Center pin tension is essential to the correct function of the action, as well as touch balance. Therefore, when we change flanges we must be careful they are even in tension when replaced, so that they do not alter touch weight.
This job is a very detailed job. When you finish the flange will need realigning to the string. Make sure it hits straight onto the three strings. If there are old grooves these can help. If it isn’t straight, use traveling paper.
With time the loop that holds the spring in tension decays:
Old flange center pin being pushed out to release the old flange:
Joining the new flange to the hammer
Here a bushing is being reamed to optimum tension. We measure the tension in how many swings the hammer can make before it stops. Optimum 3.5-5 (with low humidity), around 5 if working in a humid environment.
New pin tension tested to see if the joint functions at the right resistance.
Cutting the end of the pin off
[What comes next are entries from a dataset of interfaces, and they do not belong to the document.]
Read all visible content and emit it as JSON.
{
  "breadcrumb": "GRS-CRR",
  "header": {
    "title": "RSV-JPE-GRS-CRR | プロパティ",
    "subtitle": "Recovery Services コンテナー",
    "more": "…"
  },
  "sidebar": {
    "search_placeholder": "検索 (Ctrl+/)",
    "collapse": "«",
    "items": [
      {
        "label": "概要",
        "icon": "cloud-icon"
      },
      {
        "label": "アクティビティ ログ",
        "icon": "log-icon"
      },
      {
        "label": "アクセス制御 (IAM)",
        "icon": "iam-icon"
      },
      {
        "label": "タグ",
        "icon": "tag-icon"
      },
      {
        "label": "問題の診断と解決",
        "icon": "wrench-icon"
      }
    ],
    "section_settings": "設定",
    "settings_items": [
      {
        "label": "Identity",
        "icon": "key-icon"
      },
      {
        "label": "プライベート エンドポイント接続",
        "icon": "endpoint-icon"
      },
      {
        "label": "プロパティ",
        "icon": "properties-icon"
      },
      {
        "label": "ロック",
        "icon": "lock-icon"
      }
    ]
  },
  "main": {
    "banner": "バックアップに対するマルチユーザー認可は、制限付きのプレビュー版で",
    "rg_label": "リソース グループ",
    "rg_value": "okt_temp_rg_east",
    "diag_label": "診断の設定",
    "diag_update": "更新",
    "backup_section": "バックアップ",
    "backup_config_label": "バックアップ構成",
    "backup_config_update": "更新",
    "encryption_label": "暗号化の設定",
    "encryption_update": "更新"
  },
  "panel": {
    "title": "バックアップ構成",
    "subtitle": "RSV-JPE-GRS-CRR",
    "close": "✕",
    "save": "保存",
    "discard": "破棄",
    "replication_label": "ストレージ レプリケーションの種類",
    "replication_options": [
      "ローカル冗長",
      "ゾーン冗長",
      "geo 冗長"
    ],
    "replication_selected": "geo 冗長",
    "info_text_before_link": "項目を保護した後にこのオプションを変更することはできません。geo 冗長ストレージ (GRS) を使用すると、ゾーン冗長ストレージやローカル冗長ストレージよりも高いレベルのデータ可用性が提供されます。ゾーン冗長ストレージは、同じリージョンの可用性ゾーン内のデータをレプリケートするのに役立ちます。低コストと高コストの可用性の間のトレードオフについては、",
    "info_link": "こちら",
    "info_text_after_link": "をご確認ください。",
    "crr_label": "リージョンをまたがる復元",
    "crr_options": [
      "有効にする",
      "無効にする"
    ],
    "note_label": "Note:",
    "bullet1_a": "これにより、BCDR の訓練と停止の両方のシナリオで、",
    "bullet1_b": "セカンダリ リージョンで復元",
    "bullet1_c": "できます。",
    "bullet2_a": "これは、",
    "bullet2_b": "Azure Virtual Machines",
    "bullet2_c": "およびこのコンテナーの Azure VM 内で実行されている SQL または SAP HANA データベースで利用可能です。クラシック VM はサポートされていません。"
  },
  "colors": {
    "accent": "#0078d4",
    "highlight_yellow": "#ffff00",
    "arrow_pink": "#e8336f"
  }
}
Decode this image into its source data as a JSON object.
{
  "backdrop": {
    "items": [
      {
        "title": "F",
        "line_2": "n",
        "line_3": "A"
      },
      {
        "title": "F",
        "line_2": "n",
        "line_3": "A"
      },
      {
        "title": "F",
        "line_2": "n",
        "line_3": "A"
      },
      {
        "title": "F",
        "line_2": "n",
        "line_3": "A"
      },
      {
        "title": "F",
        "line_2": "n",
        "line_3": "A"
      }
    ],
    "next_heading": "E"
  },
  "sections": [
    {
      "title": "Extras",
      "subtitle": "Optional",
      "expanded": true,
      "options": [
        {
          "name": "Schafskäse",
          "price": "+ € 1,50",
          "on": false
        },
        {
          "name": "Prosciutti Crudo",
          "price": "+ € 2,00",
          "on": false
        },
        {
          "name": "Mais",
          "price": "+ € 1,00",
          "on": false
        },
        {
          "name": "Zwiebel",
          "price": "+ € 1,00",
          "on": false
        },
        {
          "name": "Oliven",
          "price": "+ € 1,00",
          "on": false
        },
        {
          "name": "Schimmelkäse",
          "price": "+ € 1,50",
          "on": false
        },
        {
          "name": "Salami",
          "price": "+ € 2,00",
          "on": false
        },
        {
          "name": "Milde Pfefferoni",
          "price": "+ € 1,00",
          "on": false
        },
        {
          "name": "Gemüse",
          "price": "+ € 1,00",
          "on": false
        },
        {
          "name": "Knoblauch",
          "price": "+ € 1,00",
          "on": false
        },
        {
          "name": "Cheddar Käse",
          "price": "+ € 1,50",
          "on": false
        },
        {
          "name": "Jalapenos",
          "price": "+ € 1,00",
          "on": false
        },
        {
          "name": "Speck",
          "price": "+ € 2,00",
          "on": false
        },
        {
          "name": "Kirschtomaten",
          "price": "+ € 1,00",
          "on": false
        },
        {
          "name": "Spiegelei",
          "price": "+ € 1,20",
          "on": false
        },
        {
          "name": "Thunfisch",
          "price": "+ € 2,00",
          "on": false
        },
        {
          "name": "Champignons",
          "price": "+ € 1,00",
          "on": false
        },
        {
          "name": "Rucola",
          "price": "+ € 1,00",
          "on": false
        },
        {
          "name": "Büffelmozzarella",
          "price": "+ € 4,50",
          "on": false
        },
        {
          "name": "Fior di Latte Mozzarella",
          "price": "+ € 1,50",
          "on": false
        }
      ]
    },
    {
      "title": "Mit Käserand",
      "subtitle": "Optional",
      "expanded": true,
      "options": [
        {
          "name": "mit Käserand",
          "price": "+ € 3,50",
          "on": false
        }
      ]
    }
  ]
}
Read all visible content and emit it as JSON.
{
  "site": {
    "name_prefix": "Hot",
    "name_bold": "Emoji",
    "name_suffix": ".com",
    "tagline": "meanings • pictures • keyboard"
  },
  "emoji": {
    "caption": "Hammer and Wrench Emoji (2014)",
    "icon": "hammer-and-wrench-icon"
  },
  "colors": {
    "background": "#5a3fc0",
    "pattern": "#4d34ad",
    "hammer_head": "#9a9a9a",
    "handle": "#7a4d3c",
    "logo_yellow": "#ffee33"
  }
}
Re-attaching the spring. This spring pushes the hammer backwards.